Work item: Restate the listing below word for word, pictures excluded.

Dataset entries:

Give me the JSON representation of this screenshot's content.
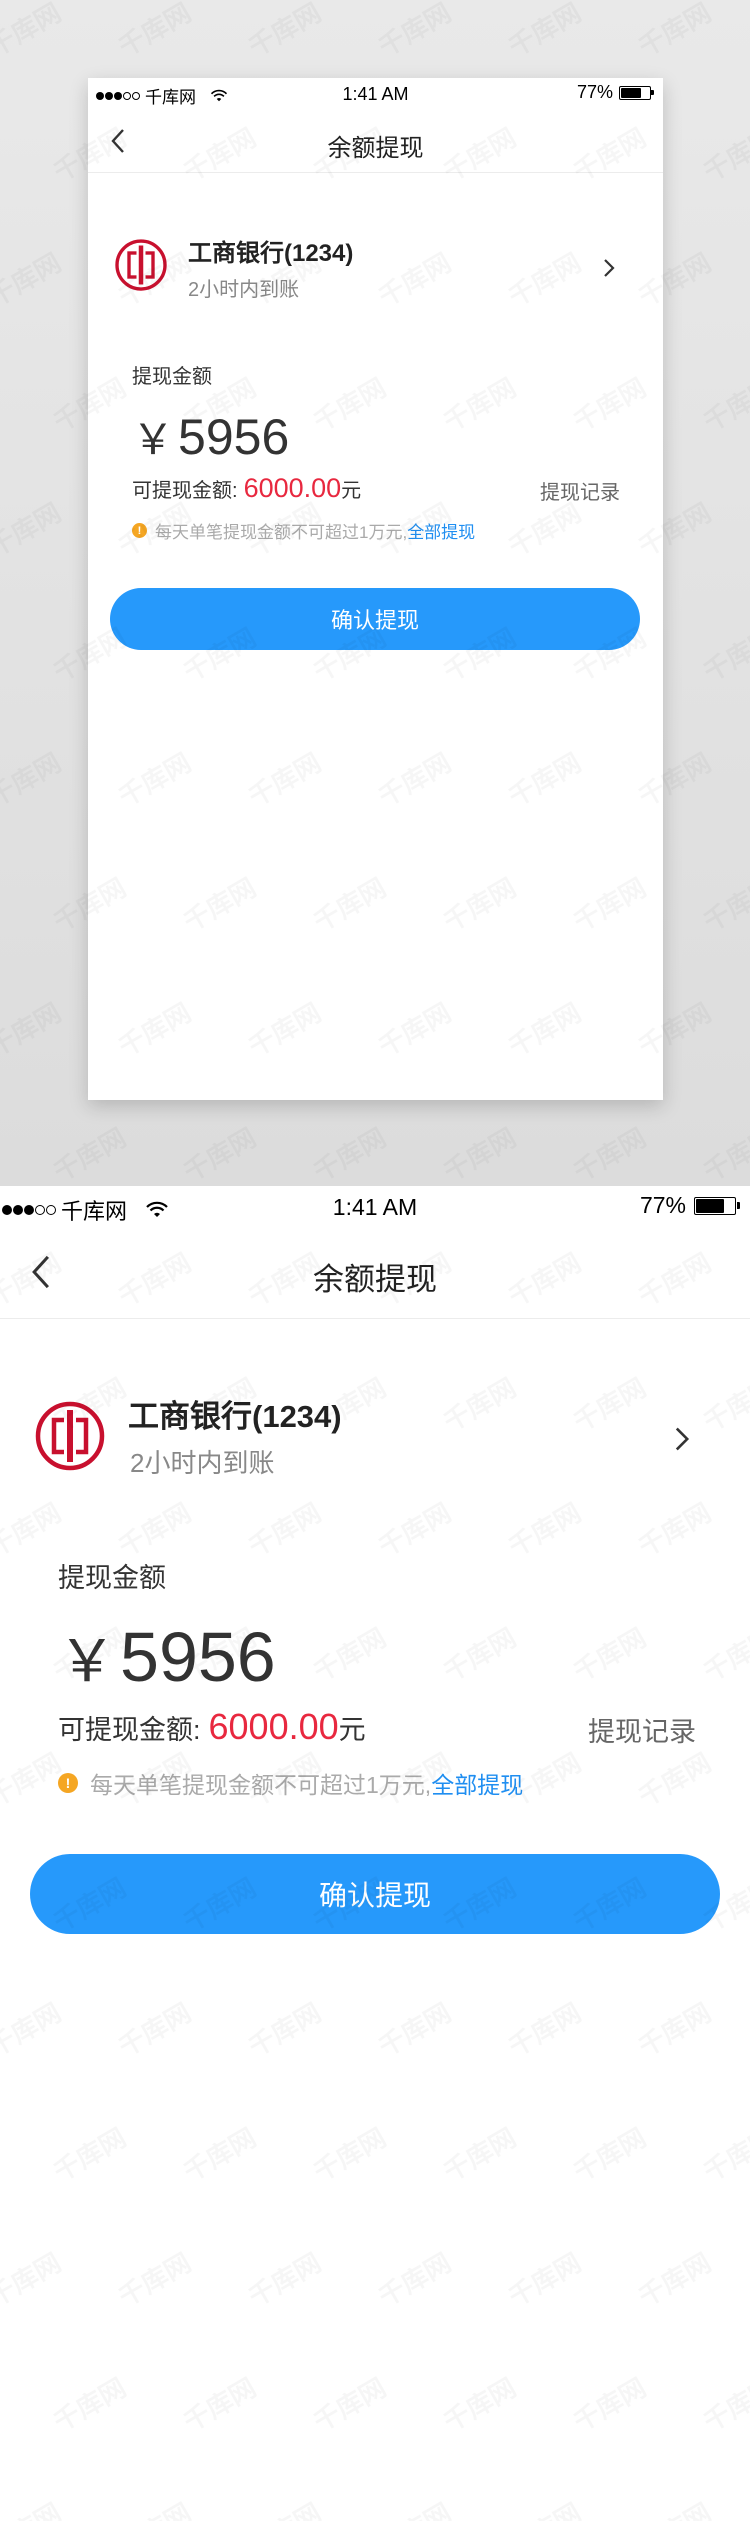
{
  "status": {
    "carrier": "千库网",
    "time": "1:41 AM",
    "battery_text": "77%",
    "battery_level": 0.77
  },
  "nav": {
    "title": "余额提现"
  },
  "bank": {
    "name": "工商银行(1234)",
    "arrival": "2小时内到账",
    "logo_icon": "icbc-logo-icon"
  },
  "withdraw": {
    "label": "提现金额",
    "currency": "￥",
    "amount": "5956",
    "available_label": "可提现金额:",
    "available_value": "6000.00",
    "available_unit": "元",
    "record_link": "提现记录",
    "hint_text": "每天单笔提现金额不可超过1万元,",
    "hint_all": "全部提现",
    "confirm_button": "确认提现"
  },
  "watermark": "千库网",
  "colors": {
    "accent": "#2699fb",
    "amount_red": "#e8283f",
    "link_blue": "#1f8ef1",
    "warn": "#f5a623",
    "bank_red": "#c8102e"
  }
}
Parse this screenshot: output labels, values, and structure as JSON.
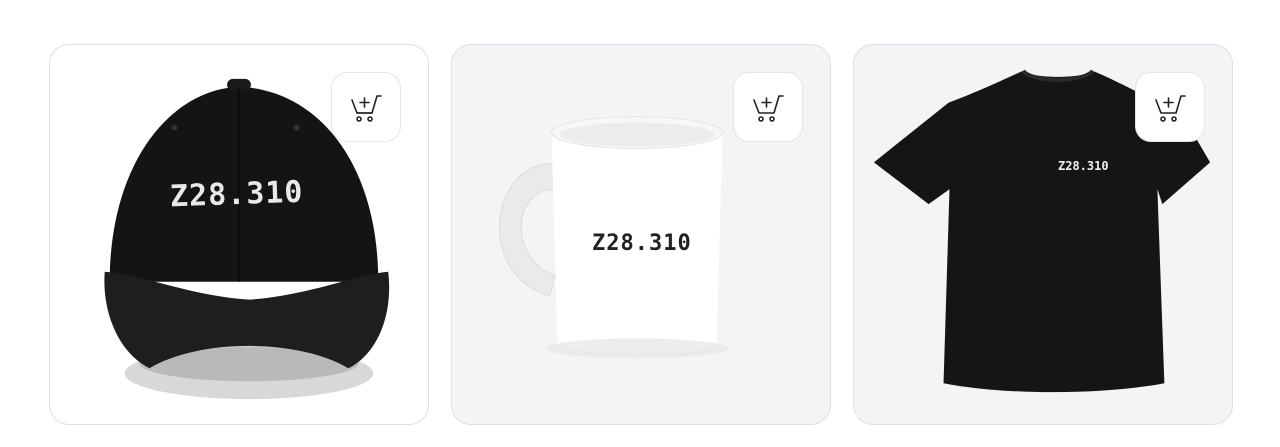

Solution for this exercise:
Give me the JSON representation of this screenshot's content.
{
  "status": {
    "carrier": "千库网",
    "time": "1:41 AM",
    "battery_text": "77%",
    "battery_level": 0.77
  },
  "nav": {
    "title": "余额提现"
  },
  "bank": {
    "name": "工商银行(1234)",
    "arrival": "2小时内到账",
    "logo_icon": "icbc-logo-icon"
  },
  "withdraw": {
    "label": "提现金额",
    "currency": "￥",
    "amount": "5956",
    "available_label": "可提现金额:",
    "available_value": "6000.00",
    "available_unit": "元",
    "record_link": "提现记录",
    "hint_text": "每天单笔提现金额不可超过1万元,",
    "hint_all": "全部提现",
    "confirm_button": "确认提现"
  },
  "watermark": "千库网",
  "colors": {
    "accent": "#2699fb",
    "amount_red": "#e8283f",
    "link_blue": "#1f8ef1",
    "warn": "#f5a623",
    "bank_red": "#c8102e"
  }
}
Parse this screenshot: output labels, values, and structure as JSON.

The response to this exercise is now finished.